Description of Historic Place
Richardson and Son Boat Building Provincial Historic Site consists of the boat yard and associated wood frame buildings, vestiges and a collection of artefacts from the family boat building business. The business dates to the mid 19th century and has produced a range of hand made wooden fishing boats and pleasure craft. This historic place is situated on a gently sloping 4000 square meter shore lot on Richardson Harbour in the small community of Richardson, Deer Island, Charlotte County.
Richardson and Son Boat Building was designated as a Provincial Historic Site for its heritage value as one of the last vestiges of the historic boat building industry in New Brunswick. Boat building played a huge role in both the cultural and economic development of the province. In the 19th century, New Brunswick was a major world producer of ships. Shipbuilding and related industries developed throughout coastal areas, but Richardson and Son Boat Building is thought to be the only original surviving boat shop from the 19th century in New Brunswick.

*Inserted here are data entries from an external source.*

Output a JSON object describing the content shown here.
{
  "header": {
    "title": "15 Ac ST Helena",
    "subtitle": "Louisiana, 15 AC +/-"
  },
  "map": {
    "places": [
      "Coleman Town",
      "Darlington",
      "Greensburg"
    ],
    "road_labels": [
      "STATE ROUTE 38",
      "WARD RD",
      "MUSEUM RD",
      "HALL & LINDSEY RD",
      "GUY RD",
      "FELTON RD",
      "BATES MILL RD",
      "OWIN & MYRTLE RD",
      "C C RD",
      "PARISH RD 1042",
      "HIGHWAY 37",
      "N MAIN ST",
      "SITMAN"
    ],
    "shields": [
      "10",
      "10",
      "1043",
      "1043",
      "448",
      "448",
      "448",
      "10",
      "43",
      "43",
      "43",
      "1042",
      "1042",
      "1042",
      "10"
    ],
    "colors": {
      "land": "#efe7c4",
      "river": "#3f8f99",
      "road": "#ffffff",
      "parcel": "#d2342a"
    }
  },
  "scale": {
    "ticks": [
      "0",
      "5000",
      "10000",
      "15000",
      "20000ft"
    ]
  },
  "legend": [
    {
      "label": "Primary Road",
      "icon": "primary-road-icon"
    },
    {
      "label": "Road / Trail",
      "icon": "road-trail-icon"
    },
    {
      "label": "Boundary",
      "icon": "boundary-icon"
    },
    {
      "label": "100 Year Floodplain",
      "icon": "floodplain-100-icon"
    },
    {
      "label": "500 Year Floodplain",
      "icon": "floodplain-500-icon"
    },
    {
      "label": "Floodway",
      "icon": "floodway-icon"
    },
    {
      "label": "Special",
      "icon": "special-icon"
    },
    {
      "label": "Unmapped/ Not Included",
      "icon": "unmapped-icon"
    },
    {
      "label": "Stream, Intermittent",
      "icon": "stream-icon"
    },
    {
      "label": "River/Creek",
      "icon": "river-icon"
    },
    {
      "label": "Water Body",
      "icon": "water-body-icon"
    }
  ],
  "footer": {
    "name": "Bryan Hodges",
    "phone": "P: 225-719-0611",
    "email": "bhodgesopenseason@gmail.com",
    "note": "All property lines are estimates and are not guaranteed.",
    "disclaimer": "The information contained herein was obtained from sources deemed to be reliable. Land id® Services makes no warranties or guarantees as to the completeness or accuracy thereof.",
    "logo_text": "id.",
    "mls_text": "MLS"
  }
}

There is heritage value in that Richardson and Son Boat Building is said to have been the best known boat building firm in the Maritime Provinces for many decades. Beginning in the 1850's when Thomas Richardson built a small boat shop until the 1960's, five generations of the Richardson family constructed boats on this site. While initially they met the needs of the local herring/sardine fishery, eventually customers ranged from large corporations such as Connors Brothers, to weir fishermen, and later pleasure craft and yacht enthusiasts in the Maritimes and New England. This provided livelihood not only for the Richardson family, but for workers from nearby communities and the mainland. A collection of boat samples, equipment and other artefacts relating to this industry is on site.
The heritage value of Richardson and Son Boat Building is also embodied in the variety of styles, design and size of boats produced, and their use of new technologies of the day, from single dinghies and the “Deer Island Scale Boat" to “Pinky” schooners, many rigged and equipped to meet the specific needs of the client. Richardson’s son, George Everett Richardson (1859-1946), was the first boat builder in the area to use the half model as the basis for his boat designs. He was also the first builder in the area to use sawed timbers, which he steamed and bent into place.
Richardson and Son Boat Building is also recognized for its association with George Everett Richardson. George Everett Richardson, a community pillar, built a second 10.7 metre by 15.2 metre boat shop around 1880 on this site, largely digging and filling the foundation trench with rock by himself. George Everett Richardson, who had built a net boat by the age of twelve, became manager of the business and over the course of his life built over 1000 boats and yachts. He had a reputation for building fast boats, important because of the perishable nature of the cargo, and of course for the races; a common form of entertainment for fisherman and one on which wagers and pride rested.
Source: Department of Wellness, Culture and Sport, Heritage Branch - Site File #87
The character-defining elements that relate to vestiges, intrinsic values of the boat building industry and the Richardson and Son Boat Building firm and the variety boats include:
- setting on a sloping lot nestled between outcrops on the shore of a small harbour protected by outer islets;
- built heritage including the boat shop of George Everett Richardson (1880), and related small buildings;
- the collapsed boat shop of Thomas Richardson (that he rebuilt and relocated to current location after Saxby Gale of 1869);
- vestiges of structures such as wharves and slips;
- the context and spatial relationship of buildings, structures, vestiges and the landscape;
- collection of on-site boats, equipment and artefacts.